** TASK INPUT **
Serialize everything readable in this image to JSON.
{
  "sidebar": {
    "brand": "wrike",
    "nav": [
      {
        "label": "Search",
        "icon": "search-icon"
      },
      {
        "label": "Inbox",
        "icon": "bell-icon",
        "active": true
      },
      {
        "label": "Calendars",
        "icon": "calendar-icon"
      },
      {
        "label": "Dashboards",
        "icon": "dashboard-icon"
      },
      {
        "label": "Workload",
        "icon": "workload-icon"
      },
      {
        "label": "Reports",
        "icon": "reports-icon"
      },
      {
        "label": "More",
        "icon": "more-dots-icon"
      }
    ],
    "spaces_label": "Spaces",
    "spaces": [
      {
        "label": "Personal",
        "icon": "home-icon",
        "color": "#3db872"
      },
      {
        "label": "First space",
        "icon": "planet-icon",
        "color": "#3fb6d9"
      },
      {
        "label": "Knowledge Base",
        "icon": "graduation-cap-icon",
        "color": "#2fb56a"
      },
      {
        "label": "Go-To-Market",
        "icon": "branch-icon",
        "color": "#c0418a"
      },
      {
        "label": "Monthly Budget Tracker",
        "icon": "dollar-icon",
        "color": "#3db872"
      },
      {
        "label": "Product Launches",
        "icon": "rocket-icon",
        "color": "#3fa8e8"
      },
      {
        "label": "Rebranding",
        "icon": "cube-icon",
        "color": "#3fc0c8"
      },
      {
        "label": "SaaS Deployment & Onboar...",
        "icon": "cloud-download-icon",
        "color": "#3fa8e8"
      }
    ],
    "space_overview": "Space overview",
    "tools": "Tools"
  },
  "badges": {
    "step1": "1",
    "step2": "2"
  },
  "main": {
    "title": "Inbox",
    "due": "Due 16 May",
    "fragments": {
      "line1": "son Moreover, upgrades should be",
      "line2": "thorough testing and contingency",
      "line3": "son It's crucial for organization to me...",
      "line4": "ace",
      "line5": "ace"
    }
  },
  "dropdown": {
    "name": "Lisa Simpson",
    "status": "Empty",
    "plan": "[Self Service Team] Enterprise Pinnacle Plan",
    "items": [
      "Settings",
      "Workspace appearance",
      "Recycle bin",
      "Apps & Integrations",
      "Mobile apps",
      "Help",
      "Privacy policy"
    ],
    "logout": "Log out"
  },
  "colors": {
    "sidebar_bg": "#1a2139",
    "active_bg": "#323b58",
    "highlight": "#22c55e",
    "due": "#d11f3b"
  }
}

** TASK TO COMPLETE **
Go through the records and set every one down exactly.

** WRITTEN SOLUTION **
Serialize everything readable in this image to JSON.
{
  "sidebar": {
    "brand": "wrike",
    "nav": [
      {
        "label": "Search",
        "icon": "search-icon"
      },
      {
        "label": "Inbox",
        "icon": "bell-icon",
        "active": true
      },
      {
        "label": "Calendars",
        "icon": "calendar-icon"
      },
      {
        "label": "Dashboards",
        "icon": "dashboard-icon"
      },
      {
        "label": "Workload",
        "icon": "workload-icon"
      },
      {
        "label": "Reports",
        "icon": "reports-icon"
      },
      {
        "label": "More",
        "icon": "more-dots-icon"
      }
    ],
    "spaces_label": "Spaces",
    "spaces": [
      {
        "label": "Personal",
        "icon": "home-icon",
        "color": "#3db872"
      },
      {
        "label": "First space",
        "icon": "planet-icon",
        "color": "#3fb6d9"
      },
      {
        "label": "Knowledge Base",
        "icon": "graduation-cap-icon",
        "color": "#2fb56a"
      },
      {
        "label": "Go-To-Market",
        "icon": "branch-icon",
        "color": "#c0418a"
      },
      {
        "label": "Monthly Budget Tracker",
        "icon": "dollar-icon",
        "color": "#3db872"
      },
      {
        "label": "Product Launches",
        "icon": "rocket-icon",
        "color": "#3fa8e8"
      },
      {
        "label": "Rebranding",
        "icon": "cube-icon",
        "color": "#3fc0c8"
      },
      {
        "label": "SaaS Deployment & Onboar...",
        "icon": "cloud-download-icon",
        "color": "#3fa8e8"
      }
    ],
    "space_overview": "Space overview",
    "tools": "Tools"
  },
  "badges": {
    "step1": "1",
    "step2": "2"
  },
  "main": {
    "title": "Inbox",
    "due": "Due 16 May",
    "fragments": {
      "line1": "son Moreover, upgrades should be",
      "line2": "thorough testing and contingency",
      "line3": "son It's crucial for organization to me...",
      "line4": "ace",
      "line5": "ace"
    }
  },
  "dropdown": {
    "name": "Lisa Simpson",
    "status": "Empty",
    "plan": "[Self Service Team] Enterprise Pinnacle Plan",
    "items": [
      "Settings",
      "Workspace appearance",
      "Recycle bin",
      "Apps & Integrations",
      "Mobile apps",
      "Help",
      "Privacy policy"
    ],
    "logout": "Log out"
  },
  "colors": {
    "sidebar_bg": "#1a2139",
    "active_bg": "#323b58",
    "highlight": "#22c55e",
    "due": "#d11f3b"
  }
}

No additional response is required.